## The task
Go line by line through the data below and work out how many lines contain "snap"; the answer is that number alone.

## Items listed in a dataset
_ _ _ _ _ _ _

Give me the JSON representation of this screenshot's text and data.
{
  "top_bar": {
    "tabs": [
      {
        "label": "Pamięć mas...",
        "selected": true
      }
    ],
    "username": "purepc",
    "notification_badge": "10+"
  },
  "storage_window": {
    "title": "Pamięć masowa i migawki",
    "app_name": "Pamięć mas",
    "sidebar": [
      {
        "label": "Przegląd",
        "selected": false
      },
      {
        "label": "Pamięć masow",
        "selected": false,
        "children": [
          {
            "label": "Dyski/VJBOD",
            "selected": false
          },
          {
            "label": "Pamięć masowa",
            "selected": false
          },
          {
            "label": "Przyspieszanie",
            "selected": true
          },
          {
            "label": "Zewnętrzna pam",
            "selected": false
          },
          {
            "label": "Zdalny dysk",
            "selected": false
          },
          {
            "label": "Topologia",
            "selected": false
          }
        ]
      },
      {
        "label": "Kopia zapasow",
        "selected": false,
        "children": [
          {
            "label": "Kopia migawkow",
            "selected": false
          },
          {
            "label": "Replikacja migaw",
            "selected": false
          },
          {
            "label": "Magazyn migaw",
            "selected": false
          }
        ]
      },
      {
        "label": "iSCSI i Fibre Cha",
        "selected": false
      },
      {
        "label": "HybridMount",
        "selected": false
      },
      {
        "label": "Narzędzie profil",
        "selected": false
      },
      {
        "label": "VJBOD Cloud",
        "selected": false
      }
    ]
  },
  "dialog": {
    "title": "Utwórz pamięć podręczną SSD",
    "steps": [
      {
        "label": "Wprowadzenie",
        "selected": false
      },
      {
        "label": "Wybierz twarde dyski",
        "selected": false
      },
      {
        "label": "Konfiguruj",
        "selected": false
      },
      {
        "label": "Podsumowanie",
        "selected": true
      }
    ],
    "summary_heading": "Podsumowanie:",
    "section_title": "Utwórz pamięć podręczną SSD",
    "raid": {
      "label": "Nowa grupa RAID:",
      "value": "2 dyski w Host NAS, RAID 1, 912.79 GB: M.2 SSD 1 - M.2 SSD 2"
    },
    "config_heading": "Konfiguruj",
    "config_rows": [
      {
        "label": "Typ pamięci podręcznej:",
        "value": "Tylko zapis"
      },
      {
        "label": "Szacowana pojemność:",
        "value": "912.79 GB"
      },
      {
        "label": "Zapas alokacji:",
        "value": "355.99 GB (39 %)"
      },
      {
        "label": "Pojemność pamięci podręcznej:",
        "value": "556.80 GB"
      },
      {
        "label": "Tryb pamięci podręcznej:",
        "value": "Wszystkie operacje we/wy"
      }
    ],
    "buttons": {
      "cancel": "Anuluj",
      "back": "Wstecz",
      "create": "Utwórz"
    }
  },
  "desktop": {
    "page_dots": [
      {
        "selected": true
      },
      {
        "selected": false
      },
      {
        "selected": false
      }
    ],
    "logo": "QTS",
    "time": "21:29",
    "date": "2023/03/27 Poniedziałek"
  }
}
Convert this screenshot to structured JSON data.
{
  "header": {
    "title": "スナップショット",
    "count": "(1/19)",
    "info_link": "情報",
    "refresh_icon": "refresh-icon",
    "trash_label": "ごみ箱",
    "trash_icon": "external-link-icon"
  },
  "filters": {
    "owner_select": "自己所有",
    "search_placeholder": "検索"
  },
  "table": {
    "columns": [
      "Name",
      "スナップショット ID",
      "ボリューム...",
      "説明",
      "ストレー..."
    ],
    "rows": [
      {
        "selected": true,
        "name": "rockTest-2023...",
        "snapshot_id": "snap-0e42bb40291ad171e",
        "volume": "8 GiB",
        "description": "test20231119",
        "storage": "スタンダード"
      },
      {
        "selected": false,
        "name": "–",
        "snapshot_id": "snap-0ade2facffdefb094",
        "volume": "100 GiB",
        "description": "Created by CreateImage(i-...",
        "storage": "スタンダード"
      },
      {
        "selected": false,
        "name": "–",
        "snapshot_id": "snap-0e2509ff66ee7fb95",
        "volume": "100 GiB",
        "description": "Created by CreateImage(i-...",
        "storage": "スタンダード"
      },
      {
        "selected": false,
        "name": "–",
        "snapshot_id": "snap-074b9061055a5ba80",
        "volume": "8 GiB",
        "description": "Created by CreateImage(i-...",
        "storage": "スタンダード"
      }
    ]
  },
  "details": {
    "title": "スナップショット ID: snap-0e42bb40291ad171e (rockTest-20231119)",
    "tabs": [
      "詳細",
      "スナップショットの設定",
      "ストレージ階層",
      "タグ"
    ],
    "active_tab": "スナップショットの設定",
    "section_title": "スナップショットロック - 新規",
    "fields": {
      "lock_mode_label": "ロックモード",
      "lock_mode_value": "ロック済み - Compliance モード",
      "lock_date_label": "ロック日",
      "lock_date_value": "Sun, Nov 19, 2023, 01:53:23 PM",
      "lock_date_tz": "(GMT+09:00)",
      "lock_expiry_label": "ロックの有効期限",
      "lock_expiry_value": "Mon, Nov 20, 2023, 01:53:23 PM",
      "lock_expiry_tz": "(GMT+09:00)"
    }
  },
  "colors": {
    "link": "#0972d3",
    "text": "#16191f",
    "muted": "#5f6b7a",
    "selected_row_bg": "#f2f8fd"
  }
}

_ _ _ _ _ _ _

## Answer to this problem
5